When a 9.0-magnitude earthquake struck March 11, triggering a tsunami that devastated much of the northeastern coast, Kan was on the verge of being forced from office. The disaster gave him a reprieve. But the ensuing nuclear emergency at Fukushima Daiichi guaranteed that the reprieve would not be clear-cut. As critics railed at the government for obfuscating data, Kan became a critic himself. He saw a government packed with nuclear advocates, too cozy with the electricity industry.
On April 20, Kan invited four or five lifelong friends to his residence. His wife, Nobuko, served sashimi. Kan had one or two glasses of wine and told his guests about his trip to the crippled Fukushima plant, commenting, according to one guest, that “the nuclear power policy in this country is messed up.”
Naoki Tanaka, a civic activist who attended the dinner, offered a personal interpretation of his host’s thinking. “When Kan later announced his intent to resign, he must have thought about his legacy,” Tanaka said. “At that time he had none. But he decided that steering Japan to rely less on nuclear power was his historical mission.”
In early July, a month after saying he would resign on an undisclosed date, Kan announced that Japan’s idled reactors would be subject to stress tests before they could be restarted. The decision, reportedly made without consultation, divided his cabinet and bewildered communities that had received official assurances of the reactors’ safety.
On July 13, Kan said at a news conference that Japan should eventually eliminate its reliance on nuclear power.
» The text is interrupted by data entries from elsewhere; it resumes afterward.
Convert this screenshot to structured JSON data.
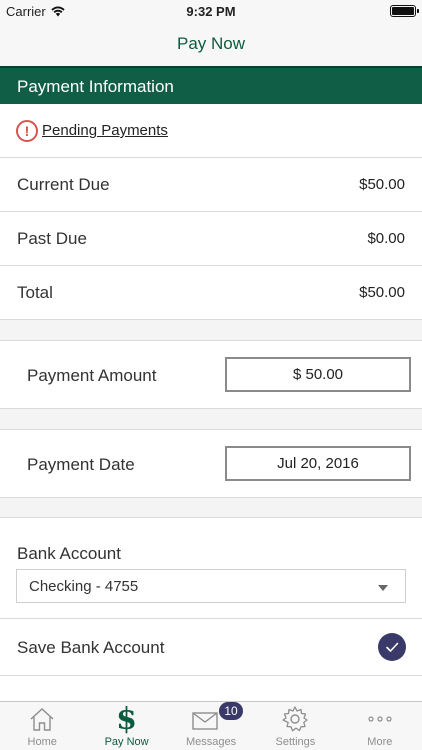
{
  "status_bar": {
    "carrier": "Carrier",
    "time": "9:32 PM"
  },
  "nav": {
    "title": "Pay Now"
  },
  "section": {
    "title": "Payment Information"
  },
  "pending": {
    "label": "Pending Payments",
    "icon": "alert-circle-icon",
    "icon_color": "#d9534f"
  },
  "amounts": [
    {
      "label": "Current Due",
      "value": "$50.00"
    },
    {
      "label": "Past Due",
      "value": "$0.00"
    },
    {
      "label": "Total",
      "value": "$50.00"
    }
  ],
  "payment_amount": {
    "label": "Payment Amount",
    "value": "$ 50.00"
  },
  "payment_date": {
    "label": "Payment Date",
    "value": "Jul 20, 2016"
  },
  "bank_account": {
    "label": "Bank Account",
    "selected": "Checking - 4755"
  },
  "save_bank": {
    "label": "Save Bank Account",
    "checked": true
  },
  "tabs": [
    {
      "label": "Home",
      "icon": "home-icon",
      "active": false
    },
    {
      "label": "Pay Now",
      "icon": "dollar-icon",
      "active": true
    },
    {
      "label": "Messages",
      "icon": "envelope-icon",
      "active": false,
      "badge": "10"
    },
    {
      "label": "Settings",
      "icon": "gear-icon",
      "active": false
    },
    {
      "label": "More",
      "icon": "more-icon",
      "active": false
    }
  ],
  "colors": {
    "brand_green": "#115e46",
    "accent_indigo": "#3a3a6a",
    "alert_red": "#d9534f"
  }
}
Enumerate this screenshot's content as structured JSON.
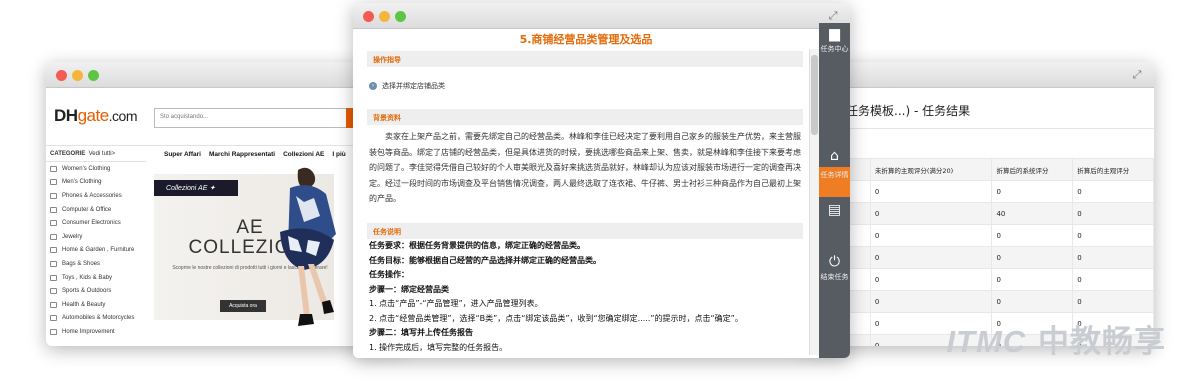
{
  "left_window": {
    "logo": {
      "dh": "DH",
      "gate": "gate",
      "com": ".com"
    },
    "search_placeholder": "Sto acquistando...",
    "categories_head": {
      "label": "CATEGORIE",
      "sub": "Vedi tutti>"
    },
    "categories": [
      "Women's Clothing",
      "Men's Clothing",
      "Phones & Accessories",
      "Computer & Office",
      "Consumer Electronics",
      "Jewelry",
      "Home & Garden , Furniture",
      "Bags & Shoes",
      "Toys , Kids & Baby",
      "Sports & Outdoors",
      "Health & Beauty",
      "Automobiles & Motorcycles",
      "Home Improvement"
    ],
    "nav": [
      "Super Affari",
      "Marchi Rappresentati",
      "Collezioni AE",
      "I più"
    ],
    "banner": {
      "tag": "Collezioni AE ✦",
      "title": "AE COLLEZIONI",
      "subtitle": "Scoprire le nostre collezioni di prodotti tutti i giorni e lasciatevi ispirare!",
      "button": "Acquista ora"
    }
  },
  "center_window": {
    "title": "5.商铺经营品类管理及选品",
    "sections": {
      "guide": "操作指导",
      "background": "背景资料",
      "task": "任务说明"
    },
    "guide_item": "选择并绑定店铺品类",
    "background_text": "卖家在上架产品之前，需要先绑定自己的经营品类。林峰和李佳已经决定了要利用自己家乡的服装生产优势，来主营服装包等商品。绑定了店铺的经营品类，但是具体进货的时候，要挑选哪些商品来上架、售卖，就是林峰和李佳接下来要考虑的问题了。李佳觉得凭借自己较好的个人审美眼光及喜好来挑选货品就好，林峰却认为应该对服装市场进行一定的调查再决定。经过一段时间的市场调查及平台销售情况调查，两人最终选取了连衣裙、牛仔裤、男士衬衫三种商品作为自己最初上架的产品。",
    "task_lines": [
      {
        "bold": true,
        "text": "任务要求：根据任务背景提供的信息，绑定正确的经营品类。"
      },
      {
        "bold": true,
        "text": "任务目标：能够根据自己经营的产品选择并绑定正确的经营品类。"
      },
      {
        "bold": true,
        "text": "任务操作："
      },
      {
        "bold": true,
        "text": "步骤一：绑定经营品类"
      },
      {
        "bold": false,
        "text": "1. 点击“产品”-“产品管理”，进入产品管理列表。"
      },
      {
        "bold": false,
        "text": "2. 点击“经营品类管理”，选择“B类”，点击“绑定该品类”，收到“您确定绑定.....”的提示时，点击“确定”。"
      },
      {
        "bold": true,
        "text": "步骤二：填写并上传任务报告"
      },
      {
        "bold": false,
        "text": "1. 操作完成后，填写完整的任务报告。"
      }
    ],
    "sidebar": [
      {
        "icon": "▆",
        "label": "任务中心",
        "active": false
      },
      {
        "icon": "⌂",
        "label": "",
        "active": false
      },
      {
        "icon": "",
        "label": "任务详情",
        "active": true
      },
      {
        "icon": "▤",
        "label": "",
        "active": false
      },
      {
        "icon": "⏻",
        "label": "结束任务",
        "active": false
      }
    ]
  },
  "right_window": {
    "title": "任务模板...) - 任务结果",
    "table": {
      "headers": [
        "",
        "未折算的主观评分(满分20)",
        "折算后的系统评分",
        "折算后的主观评分"
      ],
      "rows": [
        [
          "",
          "0",
          "0",
          "0"
        ],
        [
          "",
          "0",
          "40",
          "0"
        ],
        [
          "",
          "0",
          "0",
          "0"
        ],
        [
          "",
          "0",
          "0",
          "0"
        ],
        [
          "",
          "0",
          "0",
          "0"
        ],
        [
          "",
          "0",
          "0",
          "0"
        ],
        [
          "",
          "0",
          "0",
          "0"
        ],
        [
          "",
          "0",
          "0",
          "0"
        ]
      ]
    }
  },
  "watermark": {
    "itmc": "ITMC",
    "cn": "中教畅享"
  }
}
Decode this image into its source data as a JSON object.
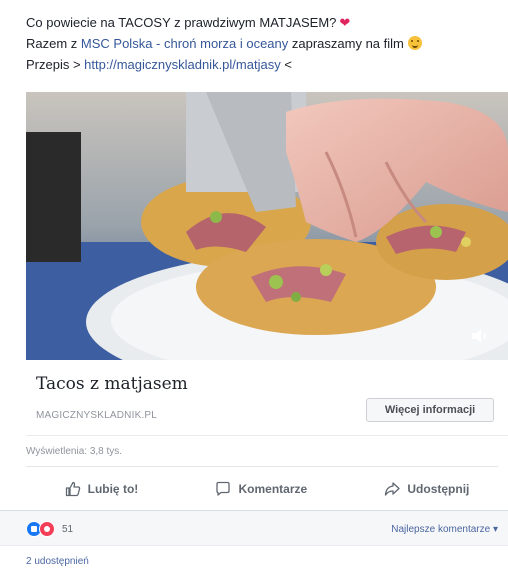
{
  "post": {
    "line1": "Co powiecie na TACOSY z prawdziwym MATJASEM?",
    "line2_before": "Razem z ",
    "line2_link": "MSC Polska - chroń morza i oceany",
    "line2_after": " zapraszamy na film",
    "line3_prefix": "Przepis > ",
    "line3_link": "http://magicznyskladnik.pl/matjasy",
    "line3_suffix": " <"
  },
  "link_preview": {
    "title": "Tacos z matjasem",
    "domain": "MAGICZNYSKLADNIK.PL",
    "button_label": "Więcej informacji"
  },
  "stats": {
    "views": "Wyświetlenia: 3,8 tys."
  },
  "actions": {
    "like": "Lubię to!",
    "comment": "Komentarze",
    "share": "Udostępnij"
  },
  "reactions": {
    "count": "51",
    "sort_label": "Najlepsze komentarze ▾"
  },
  "shares": {
    "label": "2 udostępnień"
  },
  "icons": {
    "heart": "heart-icon",
    "emoji": "smiling-face-icon",
    "volume": "volume-icon",
    "like": "thumbs-up-icon",
    "comment": "speech-bubble-icon",
    "share": "share-arrow-icon",
    "reaction_like": "like-reaction-icon",
    "reaction_love": "love-reaction-icon"
  },
  "colors": {
    "link": "#365899",
    "heart": "#e0245e",
    "like_reaction": "#1877f2",
    "love_reaction": "#f33e58"
  }
}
The statement was his boldest yet, but with one problem: It represented his opinion, not official government policy. Opposition lawmakers and other critics denounced it as irresponsible, forcing Kan to explain on his blog that “full-fledged discussions” on Japan’s energy policy could come after he had shown a clear path forward.
“Even if Kan did spell out the proper nuclear power policies,” Hiroshi Tasaka, a special adviser to the prime minister’s office, said in an e-mail, “the media waged a negative campaign on him and portrayed his policies as something he came up with off the top of his head.”
The latest polls conducted by major Japanese newspapers show that Kan’s approval rating has dropped below 20 percent. The same polls show that more than 70 percent of Japanese support a nuclear phaseout. Some politicians, including members of his own party, have interpreted the prime minister’s anti-nuclear stance as a bid to hang onto power for as long as possible.
But for his remaining supporters, the past few weeks have shown Kan at his best — liberated from daily political concerns and acting with conviction, the way many felt he did during a stint as health minister in the 1990s, when he investigated a scandal in which hemophiliacs received HIV-tainted blood.
“People often criticized the prime minister for wanting to stay in power or for trying to stay in power as long as possible,” Tasaka said. “I felt the opposite way. Because he had no attachment to his power, he could articulate whatever he wanted to say and boldly act on his words.”
Special correspondent Ayako Mie contributed to this report.